Entries taken from a collection
"""
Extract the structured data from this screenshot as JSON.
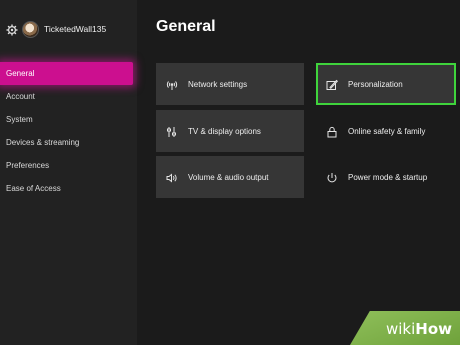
{
  "header": {
    "username": "TicketedWall135",
    "settings_icon": "gear-icon",
    "avatar": "user-avatar"
  },
  "sidebar": {
    "items": [
      {
        "label": "General",
        "active": true
      },
      {
        "label": "Account"
      },
      {
        "label": "System"
      },
      {
        "label": "Devices & streaming"
      },
      {
        "label": "Preferences"
      },
      {
        "label": "Ease of Access"
      }
    ]
  },
  "main": {
    "title": "General",
    "tiles": [
      {
        "label": "Network settings",
        "icon": "network-icon"
      },
      {
        "label": "Personalization",
        "icon": "personalization-icon",
        "highlighted": true
      },
      {
        "label": "TV & display options",
        "icon": "tv-icon"
      },
      {
        "label": "Online safety & family",
        "icon": "lock-icon"
      },
      {
        "label": "Volume & audio output",
        "icon": "speaker-icon"
      },
      {
        "label": "Power mode & startup",
        "icon": "power-icon"
      }
    ]
  },
  "colors": {
    "accent": "#cc0f8f",
    "highlight": "#3fd43c",
    "tile": "#363636",
    "background": "#1b1b1b"
  },
  "watermark": {
    "part1": "wiki",
    "part2": "How"
  }
}
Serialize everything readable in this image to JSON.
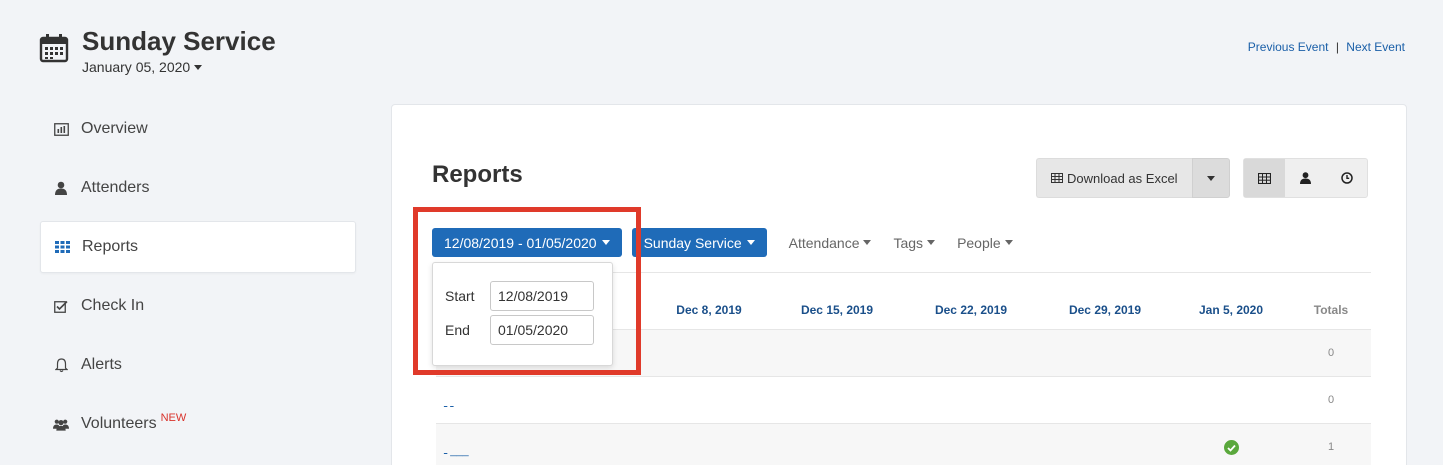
{
  "header": {
    "title": "Sunday Service",
    "date": "January 05, 2020",
    "previous_event": "Previous Event",
    "separator": "|",
    "next_event": "Next Event"
  },
  "sidebar": {
    "items": [
      {
        "label": "Overview",
        "icon": "bar-chart-icon"
      },
      {
        "label": "Attenders",
        "icon": "person-icon"
      },
      {
        "label": "Reports",
        "icon": "grid-icon",
        "active": true
      },
      {
        "label": "Check In",
        "icon": "checkbox-icon"
      },
      {
        "label": "Alerts",
        "icon": "bell-icon"
      },
      {
        "label": "Volunteers",
        "icon": "group-icon",
        "badge": "NEW"
      }
    ]
  },
  "main": {
    "title": "Reports",
    "download_label": "Download as Excel",
    "filters": {
      "date_range": "12/08/2019 - 01/05/2020",
      "event": "Sunday Service",
      "attendance": "Attendance",
      "tags": "Tags",
      "people": "People"
    },
    "date_dropdown": {
      "start_label": "Start",
      "start_value": "12/08/2019",
      "end_label": "End",
      "end_value": "01/05/2020"
    },
    "table": {
      "columns": [
        "Dec 8, 2019",
        "Dec 15, 2019",
        "Dec 22, 2019",
        "Dec 29, 2019",
        "Jan 5, 2020",
        "Totals"
      ],
      "rows": [
        {
          "name": "",
          "total": "0"
        },
        {
          "name": "ـ ـ",
          "total": "0"
        },
        {
          "name": "ـ ___",
          "total": "1",
          "checked_column": "Jan 5, 2020"
        }
      ]
    }
  },
  "colors": {
    "accent": "#1f6bb8",
    "highlight": "#e03a2a",
    "check": "#5aa83c"
  }
}
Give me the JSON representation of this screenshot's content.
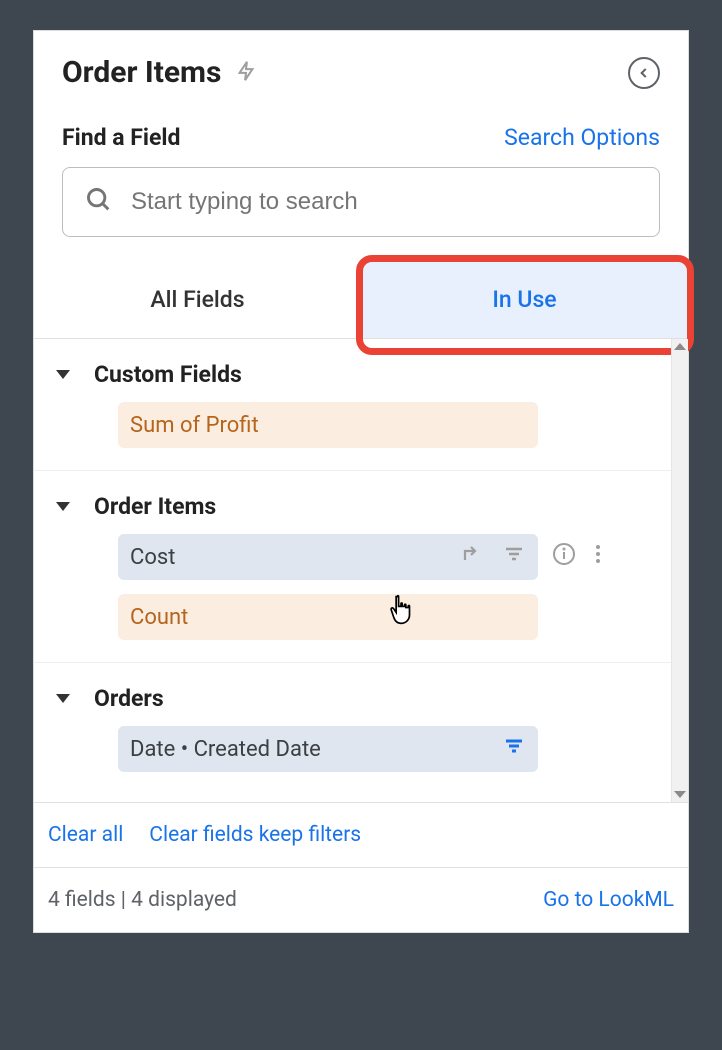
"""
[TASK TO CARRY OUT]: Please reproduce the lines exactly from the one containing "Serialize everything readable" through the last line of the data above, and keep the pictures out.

[EXERCISE RESPONSE]:
Serialize everything readable in this image to JSON.
{
  "header": {
    "title": "Sunday Service",
    "date": "January 05, 2020",
    "previous_event": "Previous Event",
    "separator": "|",
    "next_event": "Next Event"
  },
  "sidebar": {
    "items": [
      {
        "label": "Overview",
        "icon": "bar-chart-icon"
      },
      {
        "label": "Attenders",
        "icon": "person-icon"
      },
      {
        "label": "Reports",
        "icon": "grid-icon",
        "active": true
      },
      {
        "label": "Check In",
        "icon": "checkbox-icon"
      },
      {
        "label": "Alerts",
        "icon": "bell-icon"
      },
      {
        "label": "Volunteers",
        "icon": "group-icon",
        "badge": "NEW"
      }
    ]
  },
  "main": {
    "title": "Reports",
    "download_label": "Download as Excel",
    "filters": {
      "date_range": "12/08/2019 - 01/05/2020",
      "event": "Sunday Service",
      "attendance": "Attendance",
      "tags": "Tags",
      "people": "People"
    },
    "date_dropdown": {
      "start_label": "Start",
      "start_value": "12/08/2019",
      "end_label": "End",
      "end_value": "01/05/2020"
    },
    "table": {
      "columns": [
        "Dec 8, 2019",
        "Dec 15, 2019",
        "Dec 22, 2019",
        "Dec 29, 2019",
        "Jan 5, 2020",
        "Totals"
      ],
      "rows": [
        {
          "name": "",
          "total": "0"
        },
        {
          "name": "ـ ـ",
          "total": "0"
        },
        {
          "name": "ـ ___",
          "total": "1",
          "checked_column": "Jan 5, 2020"
        }
      ]
    }
  },
  "colors": {
    "accent": "#1f6bb8",
    "highlight": "#e03a2a",
    "check": "#5aa83c"
  }
}
Give me the JSON representation of this screenshot's content.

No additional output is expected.